The Legislative Assembly approved, in a first debate, the $1.778 billion loan from the International Monetary Fund (IMF) to Costa Rica.
Thirty-eight lawmakers voted in favor, six against, and 13 abstained from Thursday’s vote. The project must pass a second vote by the same lawmaking body; that’s scheduled for July 12, after the mid-year holiday.
“I thank the 38 deputies who approved the credit with the IMF in a first debate,” said President Carlos Alvarado. “[It is] a firm and necessary step, which brings us closer to its final approval and allows us to advance in the fiscal consolidation agenda, which provides an indispensable basis for economic recovery.”
In March, the IMF approved a 36-month credit agreement for $1.778 billion dollars with Costa Rica.

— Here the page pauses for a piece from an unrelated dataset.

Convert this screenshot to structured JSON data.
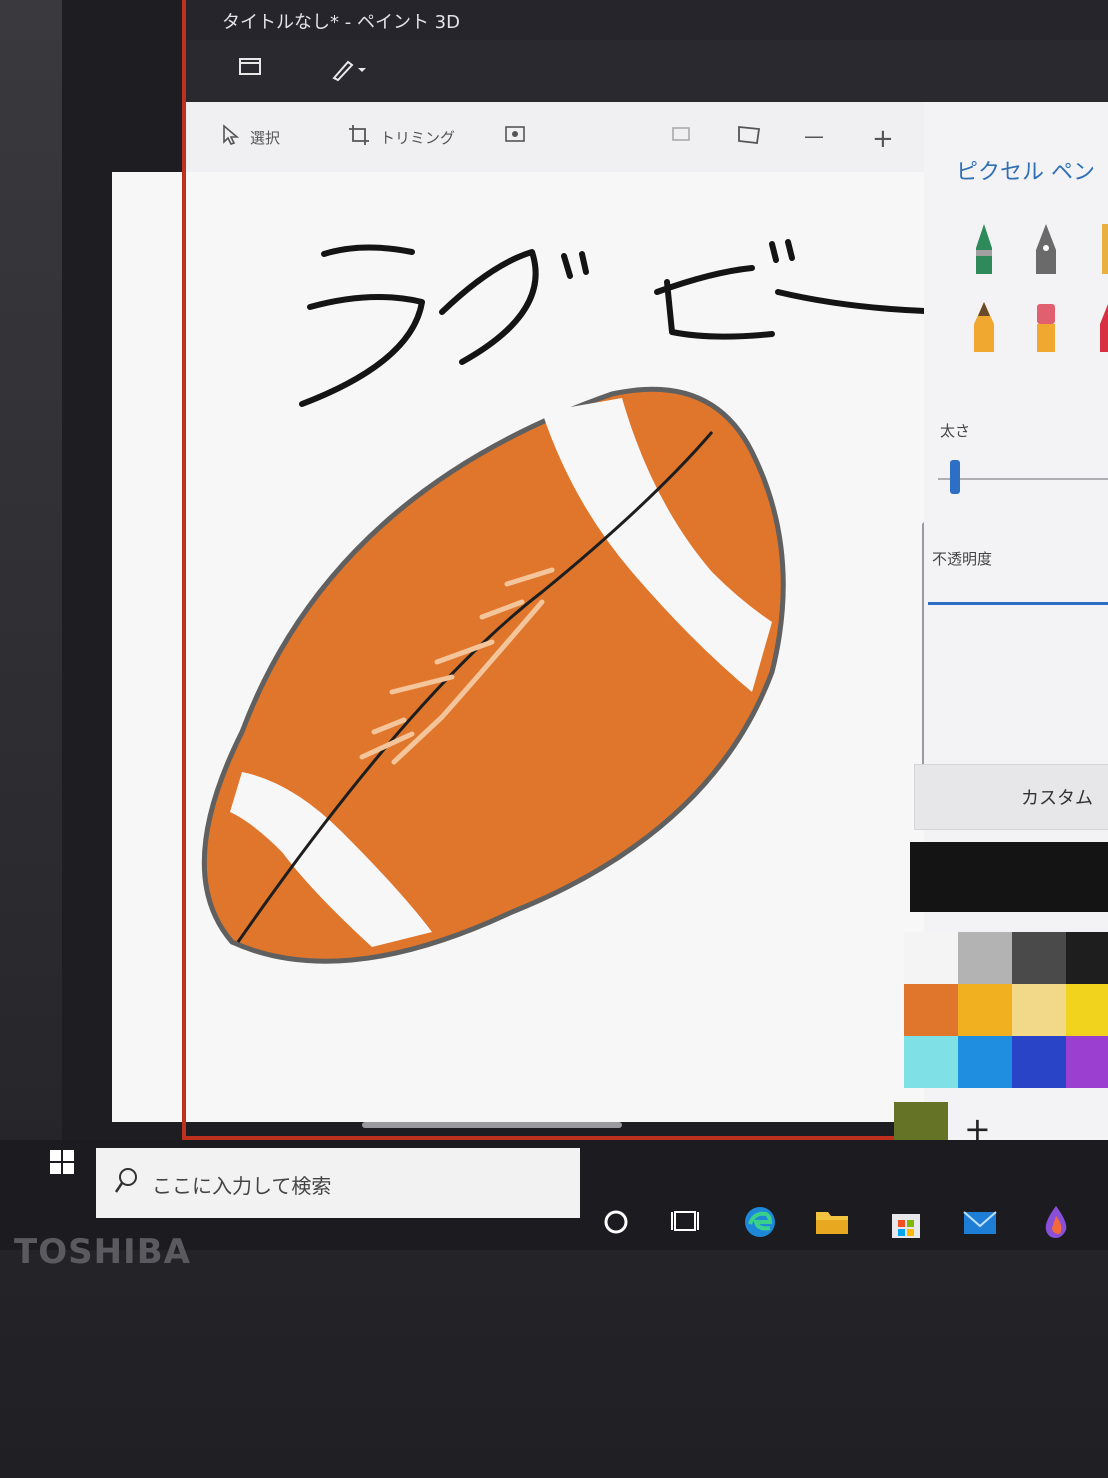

The money will be used to help “support Costa Rica’s recovery and stabilize its economy,” in addition to ensuring sustainable debt, the agency said in a statement issued by its Washington headquarters.

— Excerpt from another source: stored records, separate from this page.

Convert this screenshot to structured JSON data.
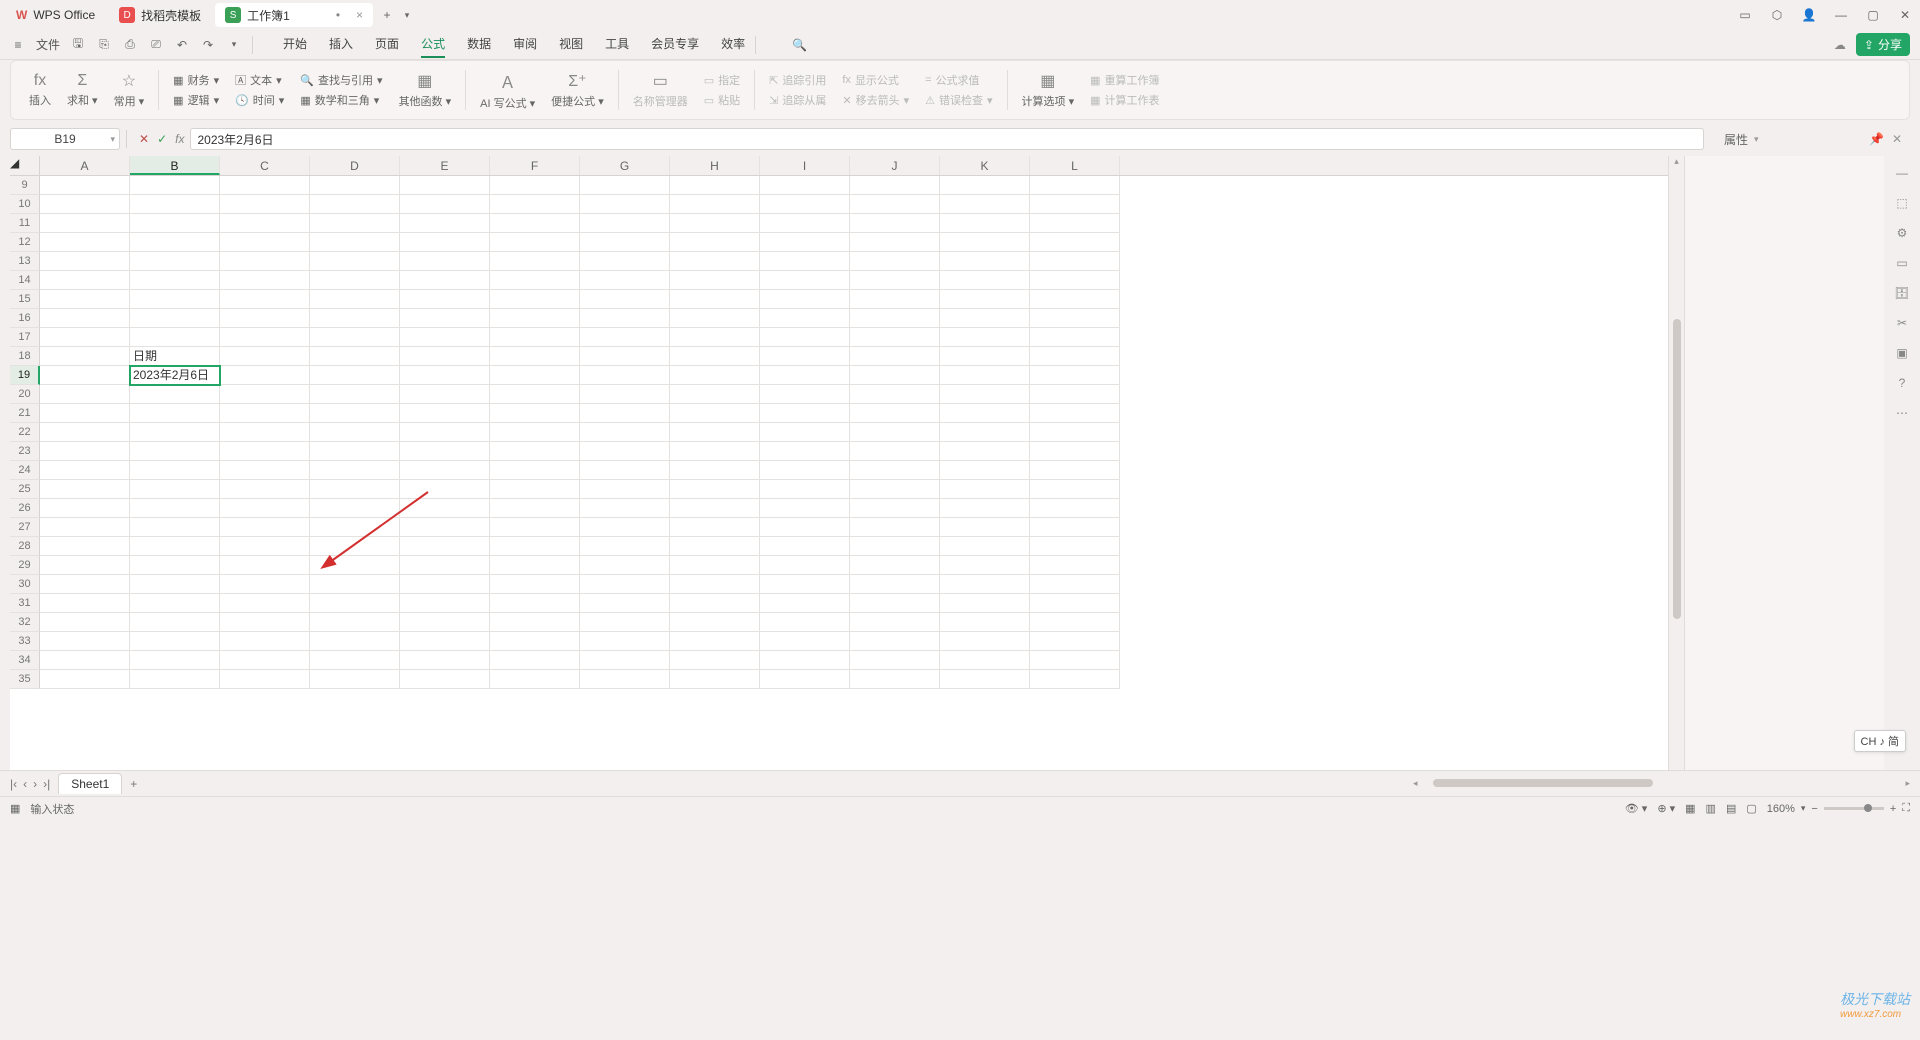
{
  "titlebar": {
    "app": "WPS Office",
    "tab_template": "找稻壳模板",
    "tab_template_icon": "D",
    "doc_icon": "S",
    "doc_name": "工作簿1",
    "dirty": "•",
    "newtab_glyph": "+",
    "newtab_dd": "▾"
  },
  "menubar": {
    "file": "文件",
    "tabs": [
      "开始",
      "插入",
      "页面",
      "公式",
      "数据",
      "审阅",
      "视图",
      "工具",
      "会员专享",
      "效率"
    ],
    "active": "公式",
    "share": "分享"
  },
  "ribbon": {
    "g1": {
      "insert": "插入",
      "sum": "求和",
      "common": "常用"
    },
    "g2": {
      "finance": "财务",
      "text": "文本",
      "lookup": "查找与引用",
      "logic": "逻辑",
      "time": "时间",
      "math": "数学和三角",
      "other": "其他函数"
    },
    "g3": {
      "ai": "AI 写公式",
      "quick": "便捷公式"
    },
    "g4": {
      "name": "名称管理器",
      "define": "指定",
      "paste": "粘贴"
    },
    "g5": {
      "trace": "追踪引用",
      "show": "显示公式",
      "dep": "追踪从属",
      "remove": "移去箭头",
      "eval": "公式求值",
      "check": "错误检查"
    },
    "g6": {
      "calcopt": "计算选项",
      "recalc": "重算工作簿",
      "calcsheet": "计算工作表"
    }
  },
  "namebox": {
    "cell": "B19"
  },
  "formula": {
    "value": "2023年2月6日"
  },
  "prop": {
    "title": "属性"
  },
  "grid": {
    "cols": [
      "A",
      "B",
      "C",
      "D",
      "E",
      "F",
      "G",
      "H",
      "I",
      "J",
      "K",
      "L"
    ],
    "sel_col": "B",
    "rows": [
      9,
      10,
      11,
      12,
      13,
      14,
      15,
      16,
      17,
      18,
      19,
      20,
      21,
      22,
      23,
      24,
      25,
      26,
      27,
      28,
      29,
      30,
      31,
      32,
      33,
      34,
      35
    ],
    "sel_row": 19,
    "b18": "日期",
    "b19": "2023年2月6日"
  },
  "sheet": {
    "name": "Sheet1",
    "add": "+"
  },
  "status": {
    "mode": "输入状态",
    "zoom": "160%"
  },
  "ime": "CH ♪ 简",
  "wm": {
    "brand": "极光下载站",
    "url": "www.xz7.com"
  }
}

“The home-grown program supported by the IMF focuses on implementing equitable fiscal reforms to ensure debt sustainability, while protecting the most vulnerable,” the agency said.
“Looking ahead, the government’s reform agenda is designed to help promote inclusive and sustainable growth, including through innovative digitalization, climate-change mitigation and resilience building.”
The country hopes that the credit facility will help it reduce a large fiscal deficit of 8.3% of GDP. The last time that Costa Rica registered a fiscal deficit of this magnitude was in 1981, when it reached 9.1% of GDP.
The government also announced that the primary deficit, which excludes debt service, reached 3.5% of GDP, below the 4% projected by the Central Bank, although it has yet to adjust downward.
Consequences of the pandemic
In January, Costa Rica and the International Monetary Fund announced that the agreement to balance the country’s finances would rule out privatizations or higher taxes on consumption or pensions, proposals rejected by the population.
That possibility unleashed public fury in September and October 2020, with street demonstrations, in a country whose economy was already hit by the absence of tourism due to the Covid-19 pandemic.
Costa Rica “has made important strides in recent years in its fiscal and structural reform agenda as part of the Organization for Economic Co-operation and Development (OECD) accession process,” the IMF said.
However, “the pandemic has hit the economy hard and exacerbated pre-existing vulnerabilities, undermining the expected yields from the ambitious fiscal reform launched in late 2018 and generating a sizable financing gap,” it said.
The multilateral organization projects an economic recovery for Costa Rica in 2021, with growth of 2.6% of GDP.
Although the country has been one of the first in Latin America to start vaccination against Covid-19, “risks to the outlook remain elevated given the uncertainty surrounding the pandemic.”
Faced with this situation, the IMF loan “aims at securing macroeconomic stability and advancing the authorities’ home-grown reform agenda.”
Costa Rica plans to increase tax revenues through a 0.5% tax on luxury houses, and the transfer to the treasury of up to 30% of the profits of 14 state companies, a measure that will be in force for four years to collect 0.2% of GDP every year.
The measures contemplated in the agreement point to a fiscal adjustment of 5% of GDP to reduce the deficit and to reach a primary surplus in 2023 “to place debt on a downward path.”
Congress is also discussing a public employment bill to regulate wages in the state sector, which is responsible for much of Costa Rica’s fiscal imbalance.
As part of its savings efforts, the country enacted a law that severely cuts state contributions to political parties for the 2022 election campaign.
Central government debt reached the equivalent of 69.7% of GDP in 2020, slightly below the initial forecast of 70.1%.